Glenda [00:42:21] I'm amazed how you can actually just see the blades of grass on the TV and you would think I come from the black and white fuzzy TV, no remote control, Dad used to stand in front of the TV with his jeans halfway down the crack of his backside, and he'd stand in there and he'd turn the thing and you'd be trying to watch, you know, whatever was on Gilligan's Island or something and he'd be standing there changing the channel and you couldn't see around it.
Jack [00:42:46] Well, I find myself getting a bit awestruck in the Harvey Norman TV.
Lauren [00:42:49] Is this at JB Hi-Fi?
Jack [00:42:51] Wow, look at that crane jumping out of the water in Africa.
Glenda [00:42:56] And do you find as you get older, you need a bigger TV?
Jack [00:42:59] Yes, I'm actually the market for TV at the moment, and I'm kind of stuck between like, is it like a 45 and a 55? And I think I don't know, I'm starting to have to wear my glasses more. So I think maybe in an investment for myself, I probably need to.
Glenda [00:43:11] There's a correlation thing that my friend Roz, who's also a strategist, one day we should get her on and we'll do a non-PC version and just get all these people, different random people that we know to actually say something, although everyone's nervous we'd get cancelled. But she's got a whole theory about men and their TVs as they age, it's hilarious. It's so funny.

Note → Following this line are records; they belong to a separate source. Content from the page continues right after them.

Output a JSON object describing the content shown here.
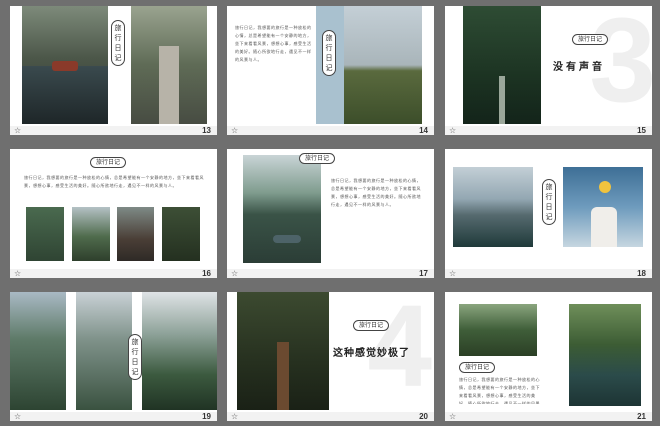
{
  "badge": "旅行日记",
  "body_text": "旅行日记，我想要的旅行是一种放松的心情，总是希望能有一个安静的地方，坐下来看看风景，想想心事，感受生活的美好。随心所欲地行走，遇见不一样的风景与人。",
  "slides": [
    {
      "num": "13"
    },
    {
      "num": "14"
    },
    {
      "num": "15",
      "headline": "没有声音",
      "ghost": "3"
    },
    {
      "num": "16"
    },
    {
      "num": "17"
    },
    {
      "num": "18"
    },
    {
      "num": "19"
    },
    {
      "num": "20",
      "headline": "这种感觉妙极了",
      "ghost": "4"
    },
    {
      "num": "21"
    }
  ],
  "icons": {
    "slide_marker": "star-icon"
  },
  "colors": {
    "background": "#6f6f6f",
    "slide": "#ffffff",
    "accent_blue": "#a9c1cf"
  }
}
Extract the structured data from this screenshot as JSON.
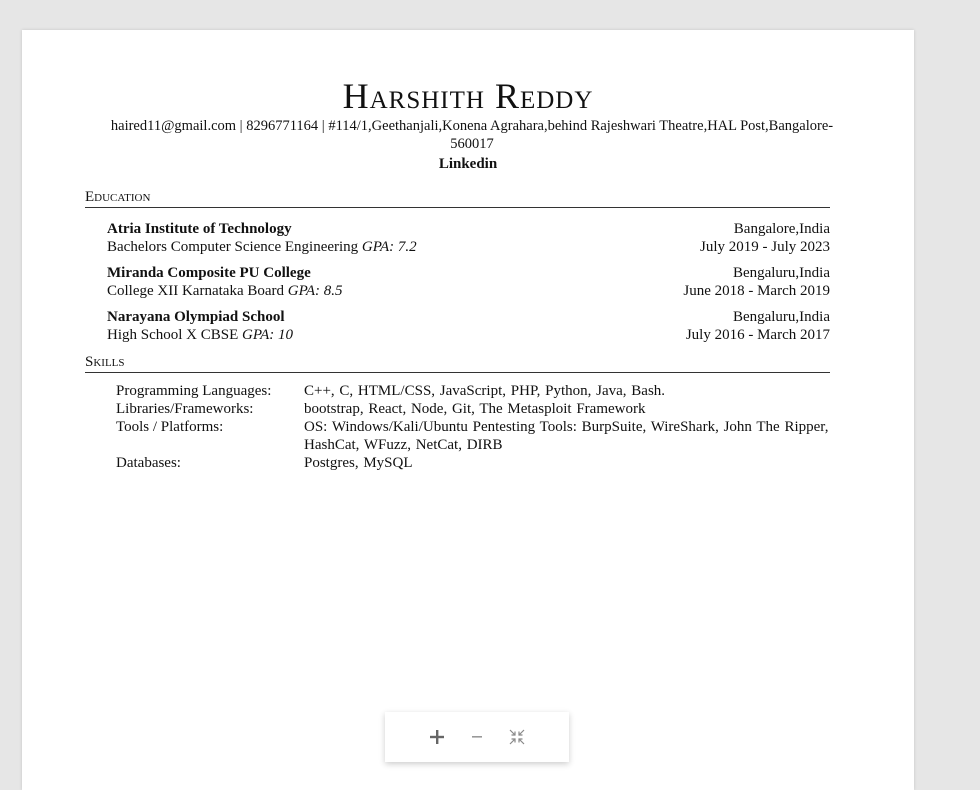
{
  "resume": {
    "name": "Harshith Reddy",
    "contact": "haired11@gmail.com | 8296771164 | #114/1,Geethanjali,Konena Agrahara,behind Rajeshwari Theatre,HAL Post,Bangalore-560017",
    "linkedin": "Linkedin"
  },
  "education": {
    "title": "Education",
    "entries": [
      {
        "school": "Atria Institute of Technology",
        "location": "Bangalore,India",
        "degree": "Bachelors Computer Science Engineering",
        "gpa": "GPA: 7.2",
        "dates": "July 2019 - July 2023"
      },
      {
        "school": "Miranda Composite PU College",
        "location": "Bengaluru,India",
        "degree": "College XII Karnataka Board",
        "gpa": "GPA: 8.5",
        "dates": "June 2018 - March 2019"
      },
      {
        "school": "Narayana Olympiad School",
        "location": "Bengaluru,India",
        "degree": "High School X CBSE",
        "gpa": "GPA: 10",
        "dates": "July 2016 - March 2017"
      }
    ]
  },
  "skills": {
    "title": "Skills",
    "rows": [
      {
        "label": "Programming Languages:",
        "value": "C++, C, HTML/CSS, JavaScript, PHP, Python, Java, Bash."
      },
      {
        "label": "Libraries/Frameworks:",
        "value": "bootstrap, React, Node, Git, The Metasploit Framework"
      },
      {
        "label": "Tools / Platforms:",
        "value": "OS: Windows/Kali/Ubuntu Pentesting Tools: BurpSuite, WireShark, John The Ripper, HashCat, WFuzz, NetCat, DIRB"
      },
      {
        "label": "Databases:",
        "value": "Postgres, MySQL"
      }
    ]
  },
  "viewer": {
    "zoom_in_icon": "plus-icon",
    "zoom_out_icon": "minus-icon",
    "fit_icon": "collapse-icon",
    "icon_color": "#666666"
  }
}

Jack [00:43:33] I'm intrigued. Well, there you go. Well, we will wrap it up.
Glenda [00:43:36] I think so.
Jack [00:43:37] Okay, well, look, Lauren, thank you so much for coming on our second episode. It's been absolutely delightful. So as I said, Lauren works with us, Head of Content at Resolve. If you want to find Lauren's details, they'll be in the bio. And of course, if you want to get in touch with GW or myself, please see our contact details in the bio too. And I think as I said, we mentioned, we'll put in a link to some of that September work that we discussed as well.
Glenda [00:44:01] Yes, I think so, they'd be great. it will be a good and interesting case study for people to watch. Look and if you want to join the Pending Approval community, please sign up to our mailing list and join in on the conversation at mediaprecinct.com.au/pending approval and if you've got any questions or anything like that you really want answered or you've got an idea for not a new host, unless you don't like Jack, obviously you're stuck with me, but a different guest, please let me know and I'm more than happy to chase them up and get them. So goodbye, everybody do come back now.
Speaker 2 [00:44:40] May I have your attention, please? This is Pending Approval, advertising from the inside out.